What you will do: Please go through the records below and return every line holding the word "lectures".

▬▬▬

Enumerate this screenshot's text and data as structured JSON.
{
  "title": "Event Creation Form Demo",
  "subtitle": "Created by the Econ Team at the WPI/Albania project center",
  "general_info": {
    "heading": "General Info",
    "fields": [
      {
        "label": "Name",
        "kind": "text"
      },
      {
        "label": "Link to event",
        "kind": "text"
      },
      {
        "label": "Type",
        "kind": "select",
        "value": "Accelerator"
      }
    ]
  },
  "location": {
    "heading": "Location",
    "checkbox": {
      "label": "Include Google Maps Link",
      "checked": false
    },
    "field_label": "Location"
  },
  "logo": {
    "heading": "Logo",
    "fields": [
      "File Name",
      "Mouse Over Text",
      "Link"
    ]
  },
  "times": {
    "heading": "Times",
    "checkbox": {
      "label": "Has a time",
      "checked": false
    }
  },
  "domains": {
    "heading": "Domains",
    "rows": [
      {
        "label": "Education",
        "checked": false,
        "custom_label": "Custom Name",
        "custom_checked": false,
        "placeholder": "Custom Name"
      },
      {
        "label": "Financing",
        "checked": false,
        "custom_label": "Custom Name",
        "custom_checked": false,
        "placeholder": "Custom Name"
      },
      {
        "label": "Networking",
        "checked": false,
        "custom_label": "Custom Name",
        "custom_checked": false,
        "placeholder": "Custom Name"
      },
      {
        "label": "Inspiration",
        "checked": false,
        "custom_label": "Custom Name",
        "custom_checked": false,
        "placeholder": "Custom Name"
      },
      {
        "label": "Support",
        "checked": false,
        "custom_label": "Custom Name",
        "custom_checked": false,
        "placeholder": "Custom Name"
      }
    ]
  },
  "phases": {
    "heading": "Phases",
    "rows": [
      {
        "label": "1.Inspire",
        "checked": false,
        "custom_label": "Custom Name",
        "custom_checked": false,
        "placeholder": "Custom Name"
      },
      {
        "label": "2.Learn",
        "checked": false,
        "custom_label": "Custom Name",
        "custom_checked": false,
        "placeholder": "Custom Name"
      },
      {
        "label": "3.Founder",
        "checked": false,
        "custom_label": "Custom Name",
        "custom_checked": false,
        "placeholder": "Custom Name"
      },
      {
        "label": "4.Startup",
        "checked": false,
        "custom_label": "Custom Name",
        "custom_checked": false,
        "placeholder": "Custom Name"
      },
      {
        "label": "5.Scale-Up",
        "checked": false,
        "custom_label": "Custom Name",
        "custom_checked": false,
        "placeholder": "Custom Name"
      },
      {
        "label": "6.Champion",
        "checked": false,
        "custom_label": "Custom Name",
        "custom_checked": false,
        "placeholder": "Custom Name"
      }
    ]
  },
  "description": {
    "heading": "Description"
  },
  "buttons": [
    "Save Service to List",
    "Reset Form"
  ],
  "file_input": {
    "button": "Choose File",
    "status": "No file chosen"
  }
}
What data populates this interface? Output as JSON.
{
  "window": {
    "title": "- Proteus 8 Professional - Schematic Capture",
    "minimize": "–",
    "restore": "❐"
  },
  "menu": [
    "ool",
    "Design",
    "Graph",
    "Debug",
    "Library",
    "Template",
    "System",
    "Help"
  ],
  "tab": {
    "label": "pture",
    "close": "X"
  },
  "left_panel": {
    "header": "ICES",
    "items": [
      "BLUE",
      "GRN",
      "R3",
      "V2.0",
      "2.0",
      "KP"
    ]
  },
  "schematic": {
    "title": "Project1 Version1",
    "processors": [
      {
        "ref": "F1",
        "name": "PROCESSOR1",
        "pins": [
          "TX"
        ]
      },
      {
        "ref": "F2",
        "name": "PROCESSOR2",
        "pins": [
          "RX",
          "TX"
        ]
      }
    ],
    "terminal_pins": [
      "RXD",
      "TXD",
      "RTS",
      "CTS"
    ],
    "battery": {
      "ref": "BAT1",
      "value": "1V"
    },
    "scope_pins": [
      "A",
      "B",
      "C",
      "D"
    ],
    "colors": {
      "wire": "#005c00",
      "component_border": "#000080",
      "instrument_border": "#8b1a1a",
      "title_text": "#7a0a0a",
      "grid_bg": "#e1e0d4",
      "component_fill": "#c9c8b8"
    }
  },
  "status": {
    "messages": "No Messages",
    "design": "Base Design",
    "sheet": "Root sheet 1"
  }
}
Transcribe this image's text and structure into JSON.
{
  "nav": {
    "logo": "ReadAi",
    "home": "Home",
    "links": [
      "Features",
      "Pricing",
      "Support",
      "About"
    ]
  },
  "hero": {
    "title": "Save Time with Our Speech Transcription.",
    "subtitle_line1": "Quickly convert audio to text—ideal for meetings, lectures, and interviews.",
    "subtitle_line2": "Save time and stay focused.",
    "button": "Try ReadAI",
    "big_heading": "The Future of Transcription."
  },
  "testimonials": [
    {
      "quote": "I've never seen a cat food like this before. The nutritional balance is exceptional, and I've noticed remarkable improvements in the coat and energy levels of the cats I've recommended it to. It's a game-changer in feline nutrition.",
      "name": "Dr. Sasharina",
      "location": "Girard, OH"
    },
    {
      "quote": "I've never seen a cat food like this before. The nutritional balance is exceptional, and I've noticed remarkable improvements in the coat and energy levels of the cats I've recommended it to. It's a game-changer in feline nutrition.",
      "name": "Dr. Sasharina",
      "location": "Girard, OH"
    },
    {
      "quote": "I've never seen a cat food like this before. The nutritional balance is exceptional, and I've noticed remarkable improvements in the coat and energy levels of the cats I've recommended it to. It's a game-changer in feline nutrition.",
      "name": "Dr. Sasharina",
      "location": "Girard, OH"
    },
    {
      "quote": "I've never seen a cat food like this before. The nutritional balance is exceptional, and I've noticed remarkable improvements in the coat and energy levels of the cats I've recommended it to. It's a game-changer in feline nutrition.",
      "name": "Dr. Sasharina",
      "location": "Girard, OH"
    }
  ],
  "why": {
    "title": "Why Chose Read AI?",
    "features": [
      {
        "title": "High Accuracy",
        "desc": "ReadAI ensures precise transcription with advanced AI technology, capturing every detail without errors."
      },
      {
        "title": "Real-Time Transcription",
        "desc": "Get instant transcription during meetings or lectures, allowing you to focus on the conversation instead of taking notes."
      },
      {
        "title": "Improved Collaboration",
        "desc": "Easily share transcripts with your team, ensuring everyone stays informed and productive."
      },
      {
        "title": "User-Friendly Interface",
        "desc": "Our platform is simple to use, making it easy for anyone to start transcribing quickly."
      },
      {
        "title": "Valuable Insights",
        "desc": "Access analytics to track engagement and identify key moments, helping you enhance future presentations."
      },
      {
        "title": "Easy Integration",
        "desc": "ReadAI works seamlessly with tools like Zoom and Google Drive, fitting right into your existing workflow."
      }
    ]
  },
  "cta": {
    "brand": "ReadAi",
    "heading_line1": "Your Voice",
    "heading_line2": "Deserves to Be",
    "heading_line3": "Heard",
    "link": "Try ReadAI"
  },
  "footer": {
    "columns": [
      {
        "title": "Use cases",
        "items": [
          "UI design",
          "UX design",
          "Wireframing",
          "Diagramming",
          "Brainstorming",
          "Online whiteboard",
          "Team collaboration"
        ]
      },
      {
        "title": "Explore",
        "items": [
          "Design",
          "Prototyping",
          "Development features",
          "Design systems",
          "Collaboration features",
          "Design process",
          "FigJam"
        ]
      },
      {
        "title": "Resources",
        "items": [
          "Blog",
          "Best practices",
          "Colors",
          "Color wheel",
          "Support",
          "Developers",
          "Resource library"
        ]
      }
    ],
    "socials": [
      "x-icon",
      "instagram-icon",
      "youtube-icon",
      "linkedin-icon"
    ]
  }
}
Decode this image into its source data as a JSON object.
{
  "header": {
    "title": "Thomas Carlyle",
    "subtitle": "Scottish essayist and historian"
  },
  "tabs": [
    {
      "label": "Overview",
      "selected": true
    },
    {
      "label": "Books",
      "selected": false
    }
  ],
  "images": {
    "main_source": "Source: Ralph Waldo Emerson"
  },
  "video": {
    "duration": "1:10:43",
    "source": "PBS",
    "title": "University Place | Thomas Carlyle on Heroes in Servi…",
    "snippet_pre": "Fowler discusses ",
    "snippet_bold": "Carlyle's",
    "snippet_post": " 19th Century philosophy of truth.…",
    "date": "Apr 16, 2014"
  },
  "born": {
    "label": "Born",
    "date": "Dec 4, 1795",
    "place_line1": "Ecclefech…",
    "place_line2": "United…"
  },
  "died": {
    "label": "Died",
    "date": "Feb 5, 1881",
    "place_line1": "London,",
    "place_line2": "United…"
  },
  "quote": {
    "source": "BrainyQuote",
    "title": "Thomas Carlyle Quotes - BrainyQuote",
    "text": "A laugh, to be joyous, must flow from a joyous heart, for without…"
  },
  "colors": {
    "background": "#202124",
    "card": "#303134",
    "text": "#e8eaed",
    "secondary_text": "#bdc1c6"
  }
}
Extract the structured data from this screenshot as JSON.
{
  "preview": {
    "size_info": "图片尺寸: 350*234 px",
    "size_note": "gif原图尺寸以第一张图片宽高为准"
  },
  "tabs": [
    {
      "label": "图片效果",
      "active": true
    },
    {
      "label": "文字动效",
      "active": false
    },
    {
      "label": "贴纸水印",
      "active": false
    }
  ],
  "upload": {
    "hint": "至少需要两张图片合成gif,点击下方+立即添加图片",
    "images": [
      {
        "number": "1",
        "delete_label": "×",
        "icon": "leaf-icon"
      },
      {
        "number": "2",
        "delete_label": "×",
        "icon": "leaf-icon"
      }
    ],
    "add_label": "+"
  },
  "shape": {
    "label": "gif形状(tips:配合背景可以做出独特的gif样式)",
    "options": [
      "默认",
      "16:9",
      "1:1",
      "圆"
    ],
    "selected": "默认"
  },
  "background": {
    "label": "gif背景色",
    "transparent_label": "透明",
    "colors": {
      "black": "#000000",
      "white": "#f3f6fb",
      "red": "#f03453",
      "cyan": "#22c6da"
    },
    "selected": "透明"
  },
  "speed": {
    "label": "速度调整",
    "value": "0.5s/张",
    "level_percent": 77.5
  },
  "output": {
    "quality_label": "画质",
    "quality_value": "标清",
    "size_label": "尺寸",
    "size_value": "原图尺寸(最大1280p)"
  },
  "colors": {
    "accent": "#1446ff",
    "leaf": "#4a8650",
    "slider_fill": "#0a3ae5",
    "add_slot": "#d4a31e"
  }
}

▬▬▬

Answer section:
    "subtitle_line1": "Quickly convert audio to text—ideal for meetings, lectures, and interviews.",
        "desc": "Get instant transcription during meetings or lectures, allowing you to focus on the conversation instead of taking notes."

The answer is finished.